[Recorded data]
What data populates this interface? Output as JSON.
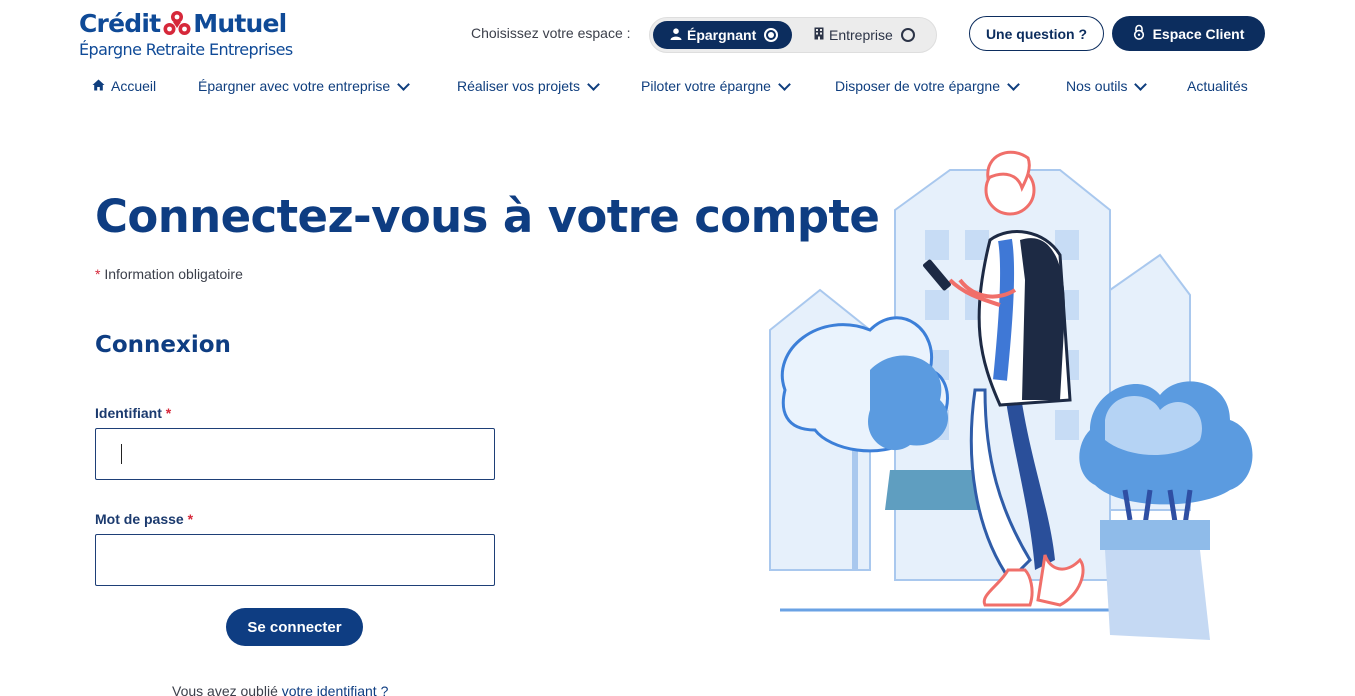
{
  "brand": {
    "word_left": "Crédit",
    "word_right": "Mutuel",
    "subtitle": "Épargne Retraite Entreprises",
    "mark_icon": "credit-mutuel-logo-mark",
    "color": "#0f4a97",
    "mark_color": "#d6283a"
  },
  "header": {
    "space_label": "Choisissez votre espace :",
    "space_options": [
      {
        "label": "Épargnant",
        "icon": "person-icon",
        "selected": true
      },
      {
        "label": "Entreprise",
        "icon": "building-icon",
        "selected": false
      }
    ],
    "question_button": "Une question ?",
    "client_button": "Espace Client",
    "client_icon": "lock-icon"
  },
  "nav": {
    "items": [
      {
        "label": "Accueil",
        "icon": "home-icon",
        "has_menu": false
      },
      {
        "label": "Épargner avec votre entreprise",
        "has_menu": true
      },
      {
        "label": "Réaliser vos projets",
        "has_menu": true
      },
      {
        "label": "Piloter votre épargne",
        "has_menu": true
      },
      {
        "label": "Disposer de votre épargne",
        "has_menu": true
      },
      {
        "label": "Nos outils",
        "has_menu": true
      },
      {
        "label": "Actualités",
        "has_menu": false
      }
    ]
  },
  "main": {
    "title": "Connectez-vous à votre compte",
    "required_mark": "*",
    "required_note": "Information obligatoire",
    "section_title": "Connexion",
    "fields": [
      {
        "label": "Identifiant",
        "required_mark": "*",
        "value": "",
        "placeholder": ""
      },
      {
        "label": "Mot de passe",
        "required_mark": "*",
        "value": "",
        "placeholder": ""
      }
    ],
    "submit_label": "Se connecter",
    "forgot_prefix": "Vous avez oublié",
    "forgot_link": "votre identifiant ?"
  },
  "colors": {
    "primary_dark": "#0c2d5e",
    "primary": "#0e3d82",
    "required": "#d6283a",
    "illustration_blue": "#5b9be0"
  }
}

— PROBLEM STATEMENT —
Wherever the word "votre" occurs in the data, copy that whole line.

— ANSWER TO THIS EXERCISE —
    "space_label": "Choisissez votre espace :",
        "label": "Épargner avec votre entreprise",
        "label": "Piloter votre épargne",
        "label": "Disposer de votre épargne",
    "title": "Connectez-vous à votre compte",
    "forgot_link": "votre identifiant ?"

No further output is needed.